» **What you need to do**
Which lines in the records below hold the word "note"? Copy each of them.

Provided material Start Marker

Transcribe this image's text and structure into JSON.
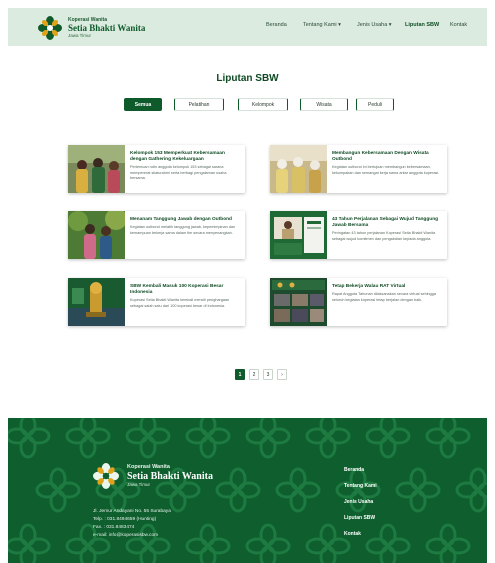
{
  "header": {
    "brand_small": "Koperasi Wanita",
    "brand_name": "Setia Bhakti Wanita",
    "brand_sub": "Jawa Timur",
    "nav": [
      {
        "label": "Beranda"
      },
      {
        "label": "Tentang Kami ▾"
      },
      {
        "label": "Jenis Usaha ▾"
      },
      {
        "label": "Liputan SBW"
      },
      {
        "label": "Kontak"
      }
    ],
    "active_nav": "Liputan SBW"
  },
  "page": {
    "title": "Liputan SBW",
    "filters": [
      "Semua",
      "Pelatihan",
      "Kelompok",
      "Wisata",
      "Peduli"
    ],
    "active_filter": "Semua"
  },
  "articles": [
    {
      "title": "Kelompok 153 Memperkuat Kebersamaan dengan Gathering Kekeluargaan",
      "desc": "Pertemuan rutin anggota kelompok 153 sebagai sarana mempererat silaturahmi serta berbagi pengalaman usaha bersama.",
      "thumb_icon": "photo-group-icon"
    },
    {
      "title": "Membangun Kebersamaan Dengan Wisata Outbond",
      "desc": "Kegiatan outbond ini bertujuan membangun kebersamaan, kekompakan dan semangat kerja sama antar anggota koperasi.",
      "thumb_icon": "photo-group-icon"
    },
    {
      "title": "Menanam Tanggung Jawab dengan Outbond",
      "desc": "Kegiatan outbond melatih tanggung jawab, kepemimpinan dan kemampuan bekerja sama dalam tim secara menyenangkan.",
      "thumb_icon": "photo-garden-icon"
    },
    {
      "title": "43 Tahun Perjalanan Sebagai Wujud Tanggung Jawab Bersama",
      "desc": "Peringatan 43 tahun perjalanan Koperasi Setia Bhakti Wanita sebagai wujud komitmen dan pengabdian kepada anggota.",
      "thumb_icon": "photo-event-icon"
    },
    {
      "title": "SBW Kembali Masuk 100 Koperasi Besar Indonesia",
      "desc": "Koperasi Setia Bhakti Wanita kembali meraih penghargaan sebagai salah satu dari 100 koperasi besar di Indonesia.",
      "thumb_icon": "photo-award-icon"
    },
    {
      "title": "Tetap Bekerja Walau RAT Virtual",
      "desc": "Rapat Anggota Tahunan dilaksanakan secara virtual sehingga seluruh kegiatan koperasi tetap berjalan dengan baik.",
      "thumb_icon": "photo-virtual-meeting-icon"
    }
  ],
  "pagination": {
    "pages": [
      "1",
      "2",
      "3",
      "›"
    ],
    "active": "1"
  },
  "footer": {
    "brand_small": "Koperasi Wanita",
    "brand_name": "Setia Bhakti Wanita",
    "brand_sub": "Jawa Timur",
    "contact": [
      "Jl. Jemur Andayani No. 55 Surabaya",
      "Telp. : 031.8494659 (Hunting)",
      "Fax. : 031.8483474",
      "e-mail: info@koperasisbw.com"
    ],
    "links": [
      "Beranda",
      "Tentang Kami",
      "Jenis Usaha",
      "Liputan SBW",
      "Kontak"
    ]
  },
  "colors": {
    "brand_green": "#0f5a2b",
    "header_bg": "#dcebdf",
    "footer_bg": "#0e5e2e"
  }
}
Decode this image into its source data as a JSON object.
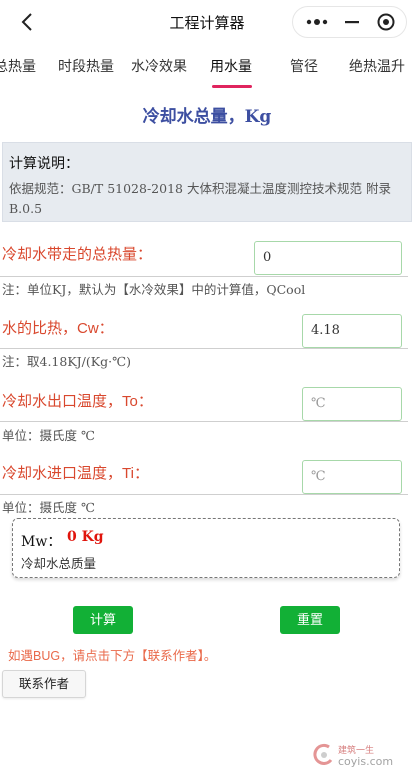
{
  "nav": {
    "title": "工程计算器"
  },
  "tabs": [
    {
      "label": "总热量"
    },
    {
      "label": "时段热量"
    },
    {
      "label": "水冷效果"
    },
    {
      "label": "用水量"
    },
    {
      "label": "管径"
    },
    {
      "label": "绝热温升"
    }
  ],
  "active_tab": "用水量",
  "page_title": "冷却水总量，Kg",
  "info": {
    "title": "计算说明：",
    "text": "依据规范：GB/T 51028-2018 大体积混凝土温度测控技术规范 附录B.0.5"
  },
  "fields": [
    {
      "label": "冷却水带走的总热量：",
      "value": "0",
      "note": "注：单位KJ，默认为【水冷效果】中的计算值，QCool"
    },
    {
      "label": "水的比热，Cw：",
      "value": "4.18",
      "note": "注：取4.18KJ/(Kg·℃)"
    },
    {
      "label": "冷却水出口温度，To：",
      "placeholder": "℃",
      "note": "单位：摄氏度 ℃"
    },
    {
      "label": "冷却水进口温度，Ti：",
      "placeholder": "℃",
      "note": "单位：摄氏度 ℃"
    }
  ],
  "result": {
    "symbol": "Mw：",
    "value": "0 Kg",
    "desc": "冷却水总质量"
  },
  "buttons": {
    "calc": "计算",
    "reset": "重置",
    "contact": "联系作者"
  },
  "bug_text": "如遇BUG，请点击下方【联系作者】。",
  "watermark": {
    "line1": "建筑一生",
    "line2": "coyis.com"
  },
  "colors": {
    "label_red": "#d9482e",
    "title_blue": "#3d4fa1",
    "accent_pink": "#e0245e",
    "button_green": "#12b036",
    "result_red": "#e0140c"
  }
}
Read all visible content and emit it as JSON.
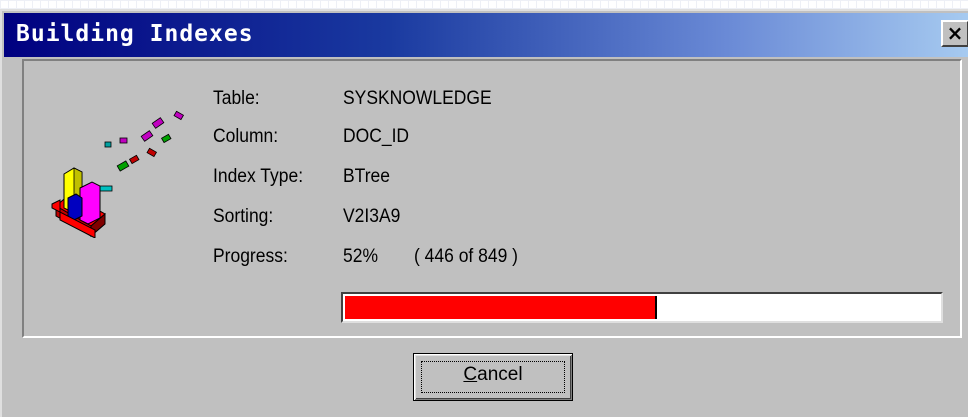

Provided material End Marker

» **Your response**
      "note": "注：单位KJ，默认为【水冷效果】中的计算值，QCool"
      "note": "注：取4.18KJ/(Kg·℃)"
      "note": "单位：摄氏度 ℃"
      "note": "单位：摄氏度 ℃"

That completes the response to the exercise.